Statistical Ranking and Selection (R&S) is a collection of experiment design and analysis techniques for selecting the "population" with the largest or smallest mean performance from among a finite set of alternatives. R&S procedures have received considerable research attention in the stochastic simulation community, and they have been incorporated in commercial simulation software. One of the ways that R&S procedures are evaluated and compared is via the expected number of samples (often replications) that must be generated to reach a decision. In this paper we argue that sampling cost alone does not adequately characterize the efficiency of ranking-and-selection procedures, and the cost of switching among the simulations of the alternative systems should also be considered. We introduce two new, adaptive procedures, the minimum switching sequential procedure and the multi-stage sequential procedure with tradeoff, that provide the same statistical guarantees as existing procedures and significantly reduce the expected total computational cost of application, especially when applied to favorable configurations of the competing means.
|Original language||English (US)|
|Number of pages||12|
|Journal||IIE Transactions (Institute of Industrial Engineers)|
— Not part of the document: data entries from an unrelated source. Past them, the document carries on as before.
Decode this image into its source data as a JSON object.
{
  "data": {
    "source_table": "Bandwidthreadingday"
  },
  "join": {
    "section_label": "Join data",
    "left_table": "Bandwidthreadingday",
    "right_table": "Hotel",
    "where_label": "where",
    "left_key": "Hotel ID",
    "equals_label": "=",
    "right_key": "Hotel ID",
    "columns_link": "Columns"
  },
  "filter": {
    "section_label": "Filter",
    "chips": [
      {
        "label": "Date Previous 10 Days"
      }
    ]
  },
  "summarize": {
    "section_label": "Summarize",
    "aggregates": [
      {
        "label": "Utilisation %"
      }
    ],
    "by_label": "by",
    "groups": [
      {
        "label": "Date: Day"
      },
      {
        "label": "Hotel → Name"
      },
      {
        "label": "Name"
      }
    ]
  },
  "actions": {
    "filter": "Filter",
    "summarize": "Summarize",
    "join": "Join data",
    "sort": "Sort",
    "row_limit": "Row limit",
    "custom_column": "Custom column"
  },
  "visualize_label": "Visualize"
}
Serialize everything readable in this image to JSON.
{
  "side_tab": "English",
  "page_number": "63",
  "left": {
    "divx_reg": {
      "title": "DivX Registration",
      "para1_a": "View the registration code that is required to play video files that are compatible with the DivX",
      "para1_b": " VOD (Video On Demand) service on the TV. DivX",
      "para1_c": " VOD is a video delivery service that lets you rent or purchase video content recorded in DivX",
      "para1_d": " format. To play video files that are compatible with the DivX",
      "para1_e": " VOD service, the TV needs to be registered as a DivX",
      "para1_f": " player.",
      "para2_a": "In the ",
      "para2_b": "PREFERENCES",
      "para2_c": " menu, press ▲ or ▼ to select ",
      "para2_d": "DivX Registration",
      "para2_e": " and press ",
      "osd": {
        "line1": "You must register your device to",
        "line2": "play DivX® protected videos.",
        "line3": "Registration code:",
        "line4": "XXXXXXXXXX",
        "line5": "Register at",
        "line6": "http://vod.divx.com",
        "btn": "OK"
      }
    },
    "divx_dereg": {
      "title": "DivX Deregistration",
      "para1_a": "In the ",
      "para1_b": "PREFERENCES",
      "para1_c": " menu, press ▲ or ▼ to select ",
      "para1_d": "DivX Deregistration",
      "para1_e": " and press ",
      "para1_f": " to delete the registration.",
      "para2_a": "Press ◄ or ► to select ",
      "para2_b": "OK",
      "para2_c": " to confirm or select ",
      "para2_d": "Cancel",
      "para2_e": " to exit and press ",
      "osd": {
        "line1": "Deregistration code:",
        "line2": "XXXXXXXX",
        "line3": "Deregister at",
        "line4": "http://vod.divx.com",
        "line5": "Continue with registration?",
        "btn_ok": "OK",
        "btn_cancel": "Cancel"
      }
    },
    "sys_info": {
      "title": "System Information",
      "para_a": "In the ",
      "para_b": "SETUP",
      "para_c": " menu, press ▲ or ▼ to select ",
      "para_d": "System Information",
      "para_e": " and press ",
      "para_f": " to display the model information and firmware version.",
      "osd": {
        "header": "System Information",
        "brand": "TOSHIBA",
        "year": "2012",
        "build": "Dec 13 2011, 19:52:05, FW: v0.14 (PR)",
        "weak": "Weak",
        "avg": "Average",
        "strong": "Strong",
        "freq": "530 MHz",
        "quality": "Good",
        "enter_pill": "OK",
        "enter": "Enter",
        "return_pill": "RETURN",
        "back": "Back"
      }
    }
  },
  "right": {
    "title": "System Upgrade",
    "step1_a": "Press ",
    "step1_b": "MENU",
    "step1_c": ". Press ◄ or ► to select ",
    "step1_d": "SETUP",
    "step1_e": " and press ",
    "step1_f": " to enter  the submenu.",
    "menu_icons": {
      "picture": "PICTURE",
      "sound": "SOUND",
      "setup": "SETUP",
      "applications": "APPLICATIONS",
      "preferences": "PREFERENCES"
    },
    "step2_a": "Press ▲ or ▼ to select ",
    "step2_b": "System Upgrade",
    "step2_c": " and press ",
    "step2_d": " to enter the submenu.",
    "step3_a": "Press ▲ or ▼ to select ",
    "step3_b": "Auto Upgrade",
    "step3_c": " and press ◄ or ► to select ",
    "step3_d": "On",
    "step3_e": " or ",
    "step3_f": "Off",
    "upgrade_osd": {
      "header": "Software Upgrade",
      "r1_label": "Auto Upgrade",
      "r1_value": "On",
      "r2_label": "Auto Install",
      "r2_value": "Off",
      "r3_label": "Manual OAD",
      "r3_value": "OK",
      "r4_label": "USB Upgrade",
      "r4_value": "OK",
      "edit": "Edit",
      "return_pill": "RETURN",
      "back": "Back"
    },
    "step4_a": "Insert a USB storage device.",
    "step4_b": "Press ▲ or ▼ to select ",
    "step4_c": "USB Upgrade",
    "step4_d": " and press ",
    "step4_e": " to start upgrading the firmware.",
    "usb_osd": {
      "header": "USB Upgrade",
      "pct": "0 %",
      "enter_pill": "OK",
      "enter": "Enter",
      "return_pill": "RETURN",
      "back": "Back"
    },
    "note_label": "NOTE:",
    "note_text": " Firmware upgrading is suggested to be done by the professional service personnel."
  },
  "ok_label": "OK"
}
|State||Published - Jul 2005|
ASJC Scopus subject areas
- Industrial and Manufacturing Engineering